• **TASK DIRECTIONS**
The expected answer is a copy of every line in the listing that has the word "content".
━━ AVAILABLE DATA
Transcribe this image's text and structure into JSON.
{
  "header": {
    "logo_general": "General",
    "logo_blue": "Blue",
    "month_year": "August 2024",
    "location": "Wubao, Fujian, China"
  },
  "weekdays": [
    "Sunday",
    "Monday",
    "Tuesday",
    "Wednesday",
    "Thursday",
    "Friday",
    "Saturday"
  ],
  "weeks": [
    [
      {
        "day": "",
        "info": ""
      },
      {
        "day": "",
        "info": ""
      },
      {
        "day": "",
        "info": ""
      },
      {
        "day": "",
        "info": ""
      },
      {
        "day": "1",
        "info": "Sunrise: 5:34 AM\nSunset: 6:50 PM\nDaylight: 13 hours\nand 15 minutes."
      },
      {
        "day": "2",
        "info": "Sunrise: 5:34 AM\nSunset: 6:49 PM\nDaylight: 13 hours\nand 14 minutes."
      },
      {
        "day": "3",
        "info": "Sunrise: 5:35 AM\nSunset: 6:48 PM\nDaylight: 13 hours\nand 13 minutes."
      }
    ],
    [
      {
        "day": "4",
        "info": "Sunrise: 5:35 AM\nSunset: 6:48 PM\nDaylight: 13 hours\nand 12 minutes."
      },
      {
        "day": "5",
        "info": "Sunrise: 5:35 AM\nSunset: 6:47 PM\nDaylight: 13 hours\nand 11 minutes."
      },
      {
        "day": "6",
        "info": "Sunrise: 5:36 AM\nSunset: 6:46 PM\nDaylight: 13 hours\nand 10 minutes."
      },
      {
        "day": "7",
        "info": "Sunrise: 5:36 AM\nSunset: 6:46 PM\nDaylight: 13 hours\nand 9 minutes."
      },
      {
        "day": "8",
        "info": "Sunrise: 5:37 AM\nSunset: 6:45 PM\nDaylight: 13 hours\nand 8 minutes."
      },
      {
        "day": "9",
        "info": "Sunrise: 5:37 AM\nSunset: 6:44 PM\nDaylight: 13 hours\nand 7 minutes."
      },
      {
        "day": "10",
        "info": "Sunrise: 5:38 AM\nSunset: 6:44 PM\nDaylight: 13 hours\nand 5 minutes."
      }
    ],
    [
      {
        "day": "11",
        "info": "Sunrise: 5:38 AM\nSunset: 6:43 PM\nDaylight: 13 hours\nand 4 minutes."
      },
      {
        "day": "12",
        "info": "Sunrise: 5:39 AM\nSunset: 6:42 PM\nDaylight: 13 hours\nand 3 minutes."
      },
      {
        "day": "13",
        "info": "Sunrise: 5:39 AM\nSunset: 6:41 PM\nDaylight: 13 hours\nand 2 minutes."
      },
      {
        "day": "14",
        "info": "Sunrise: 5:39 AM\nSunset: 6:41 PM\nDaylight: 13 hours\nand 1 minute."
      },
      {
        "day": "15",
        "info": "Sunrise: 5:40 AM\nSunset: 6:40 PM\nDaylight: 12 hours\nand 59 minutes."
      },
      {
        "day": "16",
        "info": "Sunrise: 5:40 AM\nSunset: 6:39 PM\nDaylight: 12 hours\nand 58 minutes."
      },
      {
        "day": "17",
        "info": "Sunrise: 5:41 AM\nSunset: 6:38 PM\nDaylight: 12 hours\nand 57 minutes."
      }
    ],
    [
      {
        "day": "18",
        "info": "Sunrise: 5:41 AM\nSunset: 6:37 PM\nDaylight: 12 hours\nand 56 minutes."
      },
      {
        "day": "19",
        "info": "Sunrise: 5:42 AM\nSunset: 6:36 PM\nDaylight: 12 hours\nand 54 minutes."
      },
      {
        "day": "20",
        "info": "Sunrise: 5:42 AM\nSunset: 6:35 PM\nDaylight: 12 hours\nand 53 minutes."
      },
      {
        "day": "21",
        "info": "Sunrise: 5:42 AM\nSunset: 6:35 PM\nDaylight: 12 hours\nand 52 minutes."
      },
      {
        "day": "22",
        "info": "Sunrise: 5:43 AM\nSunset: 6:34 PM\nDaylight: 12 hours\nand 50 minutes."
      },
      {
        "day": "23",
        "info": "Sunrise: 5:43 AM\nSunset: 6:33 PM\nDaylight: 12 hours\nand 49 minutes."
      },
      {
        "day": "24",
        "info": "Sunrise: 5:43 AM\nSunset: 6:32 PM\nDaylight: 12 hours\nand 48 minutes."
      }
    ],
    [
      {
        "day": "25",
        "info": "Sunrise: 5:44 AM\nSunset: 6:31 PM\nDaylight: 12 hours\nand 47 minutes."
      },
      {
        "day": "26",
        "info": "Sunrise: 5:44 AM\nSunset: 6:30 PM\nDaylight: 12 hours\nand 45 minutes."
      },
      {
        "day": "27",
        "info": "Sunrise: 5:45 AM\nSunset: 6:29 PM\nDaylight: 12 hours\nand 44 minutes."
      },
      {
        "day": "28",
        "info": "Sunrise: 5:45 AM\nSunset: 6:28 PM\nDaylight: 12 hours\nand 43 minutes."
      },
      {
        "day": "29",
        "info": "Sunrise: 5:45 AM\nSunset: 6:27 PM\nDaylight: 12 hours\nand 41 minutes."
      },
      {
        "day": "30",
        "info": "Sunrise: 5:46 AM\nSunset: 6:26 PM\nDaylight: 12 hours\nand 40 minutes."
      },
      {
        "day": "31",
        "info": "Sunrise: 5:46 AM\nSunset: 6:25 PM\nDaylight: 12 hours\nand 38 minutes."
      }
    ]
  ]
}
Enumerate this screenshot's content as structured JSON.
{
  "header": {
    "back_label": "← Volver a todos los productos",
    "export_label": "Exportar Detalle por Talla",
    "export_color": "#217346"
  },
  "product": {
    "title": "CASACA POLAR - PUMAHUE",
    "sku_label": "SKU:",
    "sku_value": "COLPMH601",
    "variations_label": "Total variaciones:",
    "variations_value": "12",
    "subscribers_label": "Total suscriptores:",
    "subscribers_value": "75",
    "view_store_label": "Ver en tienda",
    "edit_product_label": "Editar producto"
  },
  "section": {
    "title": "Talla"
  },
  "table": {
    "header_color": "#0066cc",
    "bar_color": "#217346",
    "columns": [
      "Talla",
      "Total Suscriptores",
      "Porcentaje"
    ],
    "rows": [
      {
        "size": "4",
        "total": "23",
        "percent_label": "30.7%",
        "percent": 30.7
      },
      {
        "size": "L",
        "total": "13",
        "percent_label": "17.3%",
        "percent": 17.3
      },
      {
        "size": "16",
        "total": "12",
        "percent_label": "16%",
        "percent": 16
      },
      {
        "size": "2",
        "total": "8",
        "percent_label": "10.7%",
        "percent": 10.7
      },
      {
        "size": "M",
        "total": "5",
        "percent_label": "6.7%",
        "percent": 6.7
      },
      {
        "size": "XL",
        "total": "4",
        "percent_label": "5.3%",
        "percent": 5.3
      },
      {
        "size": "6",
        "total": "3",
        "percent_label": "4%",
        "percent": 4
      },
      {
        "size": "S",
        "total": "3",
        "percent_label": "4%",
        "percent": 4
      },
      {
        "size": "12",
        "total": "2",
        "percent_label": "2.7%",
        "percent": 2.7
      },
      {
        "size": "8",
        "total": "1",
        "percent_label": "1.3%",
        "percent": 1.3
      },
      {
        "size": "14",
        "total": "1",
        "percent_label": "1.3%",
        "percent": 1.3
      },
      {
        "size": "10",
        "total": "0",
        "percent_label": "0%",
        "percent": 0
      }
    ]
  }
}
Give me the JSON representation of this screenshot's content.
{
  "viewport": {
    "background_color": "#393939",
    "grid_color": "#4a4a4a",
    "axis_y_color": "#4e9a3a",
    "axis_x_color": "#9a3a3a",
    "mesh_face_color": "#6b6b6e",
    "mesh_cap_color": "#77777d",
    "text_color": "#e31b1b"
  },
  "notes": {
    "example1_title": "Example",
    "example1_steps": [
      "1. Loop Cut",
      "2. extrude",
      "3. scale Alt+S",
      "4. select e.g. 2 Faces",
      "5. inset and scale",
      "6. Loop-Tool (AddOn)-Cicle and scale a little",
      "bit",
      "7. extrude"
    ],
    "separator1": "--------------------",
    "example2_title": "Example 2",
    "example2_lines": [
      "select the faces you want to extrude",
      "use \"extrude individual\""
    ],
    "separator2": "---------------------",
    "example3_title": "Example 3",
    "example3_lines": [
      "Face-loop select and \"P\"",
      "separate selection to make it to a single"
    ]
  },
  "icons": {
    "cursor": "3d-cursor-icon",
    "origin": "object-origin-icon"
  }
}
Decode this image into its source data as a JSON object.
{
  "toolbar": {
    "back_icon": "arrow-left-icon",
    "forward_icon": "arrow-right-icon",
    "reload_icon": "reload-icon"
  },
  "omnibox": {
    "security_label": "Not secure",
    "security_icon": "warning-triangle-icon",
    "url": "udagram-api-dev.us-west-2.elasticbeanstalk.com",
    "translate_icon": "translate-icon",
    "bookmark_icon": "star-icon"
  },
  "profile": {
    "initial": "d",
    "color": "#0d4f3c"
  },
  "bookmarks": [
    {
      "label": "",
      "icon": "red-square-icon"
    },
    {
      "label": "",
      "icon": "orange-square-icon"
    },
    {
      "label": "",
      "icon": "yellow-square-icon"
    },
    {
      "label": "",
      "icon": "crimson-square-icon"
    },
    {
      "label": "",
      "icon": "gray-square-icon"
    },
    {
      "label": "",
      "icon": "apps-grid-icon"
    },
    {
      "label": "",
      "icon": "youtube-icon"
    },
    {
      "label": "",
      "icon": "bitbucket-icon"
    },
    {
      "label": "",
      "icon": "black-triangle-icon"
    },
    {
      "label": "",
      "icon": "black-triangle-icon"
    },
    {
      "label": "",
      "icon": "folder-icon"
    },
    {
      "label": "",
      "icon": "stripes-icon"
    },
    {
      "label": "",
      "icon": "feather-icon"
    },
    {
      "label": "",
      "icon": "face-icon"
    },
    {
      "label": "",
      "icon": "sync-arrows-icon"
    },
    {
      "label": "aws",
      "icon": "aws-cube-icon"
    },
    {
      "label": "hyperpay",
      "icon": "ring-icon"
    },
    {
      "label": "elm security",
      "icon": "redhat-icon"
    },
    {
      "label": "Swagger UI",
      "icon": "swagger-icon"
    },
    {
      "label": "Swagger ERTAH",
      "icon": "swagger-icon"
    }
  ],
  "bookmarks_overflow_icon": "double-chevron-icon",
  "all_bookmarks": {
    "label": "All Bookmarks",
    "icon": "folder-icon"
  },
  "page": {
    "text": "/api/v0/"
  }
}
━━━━
• **EXERCISE SOLUTION**
Enumerate this screenshot's content as structured JSON.
Give me the JSON representation of this screenshot's content.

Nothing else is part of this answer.